> EXERCISE DETAILS: Only an exact repetition of the entries will do.

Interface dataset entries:

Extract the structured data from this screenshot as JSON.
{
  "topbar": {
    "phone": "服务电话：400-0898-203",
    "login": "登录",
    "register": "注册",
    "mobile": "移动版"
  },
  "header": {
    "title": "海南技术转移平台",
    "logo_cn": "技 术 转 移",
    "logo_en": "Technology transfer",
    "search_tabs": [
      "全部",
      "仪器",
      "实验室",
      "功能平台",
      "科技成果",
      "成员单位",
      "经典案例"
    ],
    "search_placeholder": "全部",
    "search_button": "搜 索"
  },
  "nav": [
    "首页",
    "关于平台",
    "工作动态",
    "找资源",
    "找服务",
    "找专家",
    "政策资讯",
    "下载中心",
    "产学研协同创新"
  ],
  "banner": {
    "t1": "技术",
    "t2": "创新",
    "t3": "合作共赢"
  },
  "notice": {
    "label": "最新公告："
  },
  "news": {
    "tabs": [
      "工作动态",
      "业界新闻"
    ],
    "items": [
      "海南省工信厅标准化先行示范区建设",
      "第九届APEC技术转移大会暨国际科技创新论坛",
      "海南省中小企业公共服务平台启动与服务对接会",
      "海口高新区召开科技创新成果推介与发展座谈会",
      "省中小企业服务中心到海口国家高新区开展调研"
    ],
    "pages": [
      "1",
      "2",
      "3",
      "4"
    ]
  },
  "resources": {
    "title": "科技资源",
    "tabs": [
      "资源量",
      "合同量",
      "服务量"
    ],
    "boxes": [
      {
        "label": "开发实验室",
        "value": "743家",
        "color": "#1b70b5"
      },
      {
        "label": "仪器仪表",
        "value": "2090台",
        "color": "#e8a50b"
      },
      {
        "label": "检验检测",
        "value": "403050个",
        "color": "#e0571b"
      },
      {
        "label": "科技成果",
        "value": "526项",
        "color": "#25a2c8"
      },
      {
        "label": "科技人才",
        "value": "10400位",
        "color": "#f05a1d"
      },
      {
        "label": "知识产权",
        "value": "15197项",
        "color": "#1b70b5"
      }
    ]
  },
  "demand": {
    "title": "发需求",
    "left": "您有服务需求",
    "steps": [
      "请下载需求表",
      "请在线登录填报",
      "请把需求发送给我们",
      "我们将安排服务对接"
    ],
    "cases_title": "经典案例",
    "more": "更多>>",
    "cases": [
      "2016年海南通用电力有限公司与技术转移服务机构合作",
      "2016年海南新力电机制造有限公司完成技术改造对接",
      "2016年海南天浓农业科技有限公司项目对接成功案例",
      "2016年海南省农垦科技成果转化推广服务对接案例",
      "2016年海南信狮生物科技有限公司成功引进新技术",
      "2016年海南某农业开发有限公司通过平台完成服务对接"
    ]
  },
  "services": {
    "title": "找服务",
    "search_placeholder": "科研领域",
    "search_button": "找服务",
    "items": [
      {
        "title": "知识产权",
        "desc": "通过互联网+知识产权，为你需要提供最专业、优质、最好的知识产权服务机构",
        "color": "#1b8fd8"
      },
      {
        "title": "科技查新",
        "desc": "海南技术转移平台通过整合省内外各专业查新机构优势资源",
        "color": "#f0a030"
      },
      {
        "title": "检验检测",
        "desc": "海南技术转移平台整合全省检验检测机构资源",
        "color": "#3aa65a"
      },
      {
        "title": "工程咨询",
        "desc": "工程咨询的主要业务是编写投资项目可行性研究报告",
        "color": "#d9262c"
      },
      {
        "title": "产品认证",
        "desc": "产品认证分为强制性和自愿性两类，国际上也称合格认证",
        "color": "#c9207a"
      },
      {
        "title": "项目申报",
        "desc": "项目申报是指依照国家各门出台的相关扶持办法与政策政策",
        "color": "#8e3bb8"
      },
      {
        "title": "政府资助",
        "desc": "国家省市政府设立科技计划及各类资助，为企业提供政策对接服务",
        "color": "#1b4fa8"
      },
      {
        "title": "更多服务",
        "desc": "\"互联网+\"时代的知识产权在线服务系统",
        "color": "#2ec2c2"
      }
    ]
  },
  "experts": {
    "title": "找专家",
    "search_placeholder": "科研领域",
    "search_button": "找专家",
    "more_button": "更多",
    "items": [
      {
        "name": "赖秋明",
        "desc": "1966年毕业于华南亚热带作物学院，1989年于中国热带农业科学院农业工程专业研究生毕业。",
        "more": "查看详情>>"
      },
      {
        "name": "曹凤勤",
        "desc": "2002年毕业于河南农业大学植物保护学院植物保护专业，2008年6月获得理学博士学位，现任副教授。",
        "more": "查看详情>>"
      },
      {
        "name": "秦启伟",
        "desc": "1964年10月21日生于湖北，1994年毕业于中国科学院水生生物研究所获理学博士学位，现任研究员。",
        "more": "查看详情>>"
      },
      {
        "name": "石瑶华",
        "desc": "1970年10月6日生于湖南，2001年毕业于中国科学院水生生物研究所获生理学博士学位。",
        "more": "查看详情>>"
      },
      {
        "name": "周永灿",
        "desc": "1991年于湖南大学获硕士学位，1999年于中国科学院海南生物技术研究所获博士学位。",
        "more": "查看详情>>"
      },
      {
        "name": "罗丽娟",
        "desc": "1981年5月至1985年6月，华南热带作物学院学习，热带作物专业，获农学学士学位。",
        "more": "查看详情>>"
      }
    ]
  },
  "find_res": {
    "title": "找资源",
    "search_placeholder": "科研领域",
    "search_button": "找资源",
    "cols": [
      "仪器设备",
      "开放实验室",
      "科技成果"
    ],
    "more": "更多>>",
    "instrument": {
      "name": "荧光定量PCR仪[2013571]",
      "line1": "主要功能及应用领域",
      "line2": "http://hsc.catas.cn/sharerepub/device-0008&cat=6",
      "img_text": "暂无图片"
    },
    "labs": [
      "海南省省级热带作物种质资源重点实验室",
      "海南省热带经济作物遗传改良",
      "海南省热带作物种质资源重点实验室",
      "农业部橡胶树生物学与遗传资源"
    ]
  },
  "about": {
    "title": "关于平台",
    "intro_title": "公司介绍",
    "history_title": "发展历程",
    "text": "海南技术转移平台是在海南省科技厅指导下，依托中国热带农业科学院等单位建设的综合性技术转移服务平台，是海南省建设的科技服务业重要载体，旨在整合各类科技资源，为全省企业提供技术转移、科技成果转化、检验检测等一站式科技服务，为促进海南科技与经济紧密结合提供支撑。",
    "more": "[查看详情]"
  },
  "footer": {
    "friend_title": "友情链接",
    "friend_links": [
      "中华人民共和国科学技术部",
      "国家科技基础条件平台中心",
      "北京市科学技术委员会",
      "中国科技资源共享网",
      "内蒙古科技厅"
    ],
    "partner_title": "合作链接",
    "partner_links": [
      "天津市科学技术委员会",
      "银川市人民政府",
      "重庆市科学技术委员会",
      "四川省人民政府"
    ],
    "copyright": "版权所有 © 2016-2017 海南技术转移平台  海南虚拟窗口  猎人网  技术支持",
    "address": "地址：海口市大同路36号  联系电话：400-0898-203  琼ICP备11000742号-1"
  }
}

> TASK RESPONSE:
Extract the structured data from this screenshot as JSON.
{
  "topbar": {
    "phone": "服务电话：400-0898-203",
    "login": "登录",
    "register": "注册",
    "mobile": "移动版"
  },
  "header": {
    "title": "海南技术转移平台",
    "logo_cn": "技 术 转 移",
    "logo_en": "Technology transfer",
    "search_tabs": [
      "全部",
      "仪器",
      "实验室",
      "功能平台",
      "科技成果",
      "成员单位",
      "经典案例"
    ],
    "search_placeholder": "全部",
    "search_button": "搜 索"
  },
  "nav": [
    "首页",
    "关于平台",
    "工作动态",
    "找资源",
    "找服务",
    "找专家",
    "政策资讯",
    "下载中心",
    "产学研协同创新"
  ],
  "banner": {
    "t1": "技术",
    "t2": "创新",
    "t3": "合作共赢"
  },
  "notice": {
    "label": "最新公告："
  },
  "news": {
    "tabs": [
      "工作动态",
      "业界新闻"
    ],
    "items": [
      "海南省工信厅标准化先行示范区建设",
      "第九届APEC技术转移大会暨国际科技创新论坛",
      "海南省中小企业公共服务平台启动与服务对接会",
      "海口高新区召开科技创新成果推介与发展座谈会",
      "省中小企业服务中心到海口国家高新区开展调研"
    ],
    "pages": [
      "1",
      "2",
      "3",
      "4"
    ]
  },
  "resources": {
    "title": "科技资源",
    "tabs": [
      "资源量",
      "合同量",
      "服务量"
    ],
    "boxes": [
      {
        "label": "开发实验室",
        "value": "743家",
        "color": "#1b70b5"
      },
      {
        "label": "仪器仪表",
        "value": "2090台",
        "color": "#e8a50b"
      },
      {
        "label": "检验检测",
        "value": "403050个",
        "color": "#e0571b"
      },
      {
        "label": "科技成果",
        "value": "526项",
        "color": "#25a2c8"
      },
      {
        "label": "科技人才",
        "value": "10400位",
        "color": "#f05a1d"
      },
      {
        "label": "知识产权",
        "value": "15197项",
        "color": "#1b70b5"
      }
    ]
  },
  "demand": {
    "title": "发需求",
    "left": "您有服务需求",
    "steps": [
      "请下载需求表",
      "请在线登录填报",
      "请把需求发送给我们",
      "我们将安排服务对接"
    ],
    "cases_title": "经典案例",
    "more": "更多>>",
    "cases": [
      "2016年海南通用电力有限公司与技术转移服务机构合作",
      "2016年海南新力电机制造有限公司完成技术改造对接",
      "2016年海南天浓农业科技有限公司项目对接成功案例",
      "2016年海南省农垦科技成果转化推广服务对接案例",
      "2016年海南信狮生物科技有限公司成功引进新技术",
      "2016年海南某农业开发有限公司通过平台完成服务对接"
    ]
  },
  "services": {
    "title": "找服务",
    "search_placeholder": "科研领域",
    "search_button": "找服务",
    "items": [
      {
        "title": "知识产权",
        "desc": "通过互联网+知识产权，为你需要提供最专业、优质、最好的知识产权服务机构",
        "color": "#1b8fd8"
      },
      {
        "title": "科技查新",
        "desc": "海南技术转移平台通过整合省内外各专业查新机构优势资源",
        "color": "#f0a030"
      },
      {
        "title": "检验检测",
        "desc": "海南技术转移平台整合全省检验检测机构资源",
        "color": "#3aa65a"
      },
      {
        "title": "工程咨询",
        "desc": "工程咨询的主要业务是编写投资项目可行性研究报告",
        "color": "#d9262c"
      },
      {
        "title": "产品认证",
        "desc": "产品认证分为强制性和自愿性两类，国际上也称合格认证",
        "color": "#c9207a"
      },
      {
        "title": "项目申报",
        "desc": "项目申报是指依照国家各门出台的相关扶持办法与政策政策",
        "color": "#8e3bb8"
      },
      {
        "title": "政府资助",
        "desc": "国家省市政府设立科技计划及各类资助，为企业提供政策对接服务",
        "color": "#1b4fa8"
      },
      {
        "title": "更多服务",
        "desc": "\"互联网+\"时代的知识产权在线服务系统",
        "color": "#2ec2c2"
      }
    ]
  },
  "experts": {
    "title": "找专家",
    "search_placeholder": "科研领域",
    "search_button": "找专家",
    "more_button": "更多",
    "items": [
      {
        "name": "赖秋明",
        "desc": "1966年毕业于华南亚热带作物学院，1989年于中国热带农业科学院农业工程专业研究生毕业。",
        "more": "查看详情>>"
      },
      {
        "name": "曹凤勤",
        "desc": "2002年毕业于河南农业大学植物保护学院植物保护专业，2008年6月获得理学博士学位，现任副教授。",
        "more": "查看详情>>"
      },
      {
        "name": "秦启伟",
        "desc": "1964年10月21日生于湖北，1994年毕业于中国科学院水生生物研究所获理学博士学位，现任研究员。",
        "more": "查看详情>>"
      },
      {
        "name": "石瑶华",
        "desc": "1970年10月6日生于湖南，2001年毕业于中国科学院水生生物研究所获生理学博士学位。",
        "more": "查看详情>>"
      },
      {
        "name": "周永灿",
        "desc": "1991年于湖南大学获硕士学位，1999年于中国科学院海南生物技术研究所获博士学位。",
        "more": "查看详情>>"
      },
      {
        "name": "罗丽娟",
        "desc": "1981年5月至1985年6月，华南热带作物学院学习，热带作物专业，获农学学士学位。",
        "more": "查看详情>>"
      }
    ]
  },
  "find_res": {
    "title": "找资源",
    "search_placeholder": "科研领域",
    "search_button": "找资源",
    "cols": [
      "仪器设备",
      "开放实验室",
      "科技成果"
    ],
    "more": "更多>>",
    "instrument": {
      "name": "荧光定量PCR仪[2013571]",
      "line1": "主要功能及应用领域",
      "line2": "http://hsc.catas.cn/sharerepub/device-0008&cat=6",
      "img_text": "暂无图片"
    },
    "labs": [
      "海南省省级热带作物种质资源重点实验室",
      "海南省热带经济作物遗传改良",
      "海南省热带作物种质资源重点实验室",
      "农业部橡胶树生物学与遗传资源"
    ]
  },
  "about": {
    "title": "关于平台",
    "intro_title": "公司介绍",
    "history_title": "发展历程",
    "text": "海南技术转移平台是在海南省科技厅指导下，依托中国热带农业科学院等单位建设的综合性技术转移服务平台，是海南省建设的科技服务业重要载体，旨在整合各类科技资源，为全省企业提供技术转移、科技成果转化、检验检测等一站式科技服务，为促进海南科技与经济紧密结合提供支撑。",
    "more": "[查看详情]"
  },
  "footer": {
    "friend_title": "友情链接",
    "friend_links": [
      "中华人民共和国科学技术部",
      "国家科技基础条件平台中心",
      "北京市科学技术委员会",
      "中国科技资源共享网",
      "内蒙古科技厅"
    ],
    "partner_title": "合作链接",
    "partner_links": [
      "天津市科学技术委员会",
      "银川市人民政府",
      "重庆市科学技术委员会",
      "四川省人民政府"
    ],
    "copyright": "版权所有 © 2016-2017 海南技术转移平台  海南虚拟窗口  猎人网  技术支持",
    "address": "地址：海口市大同路36号  联系电话：400-0898-203  琼ICP备11000742号-1"
  }
}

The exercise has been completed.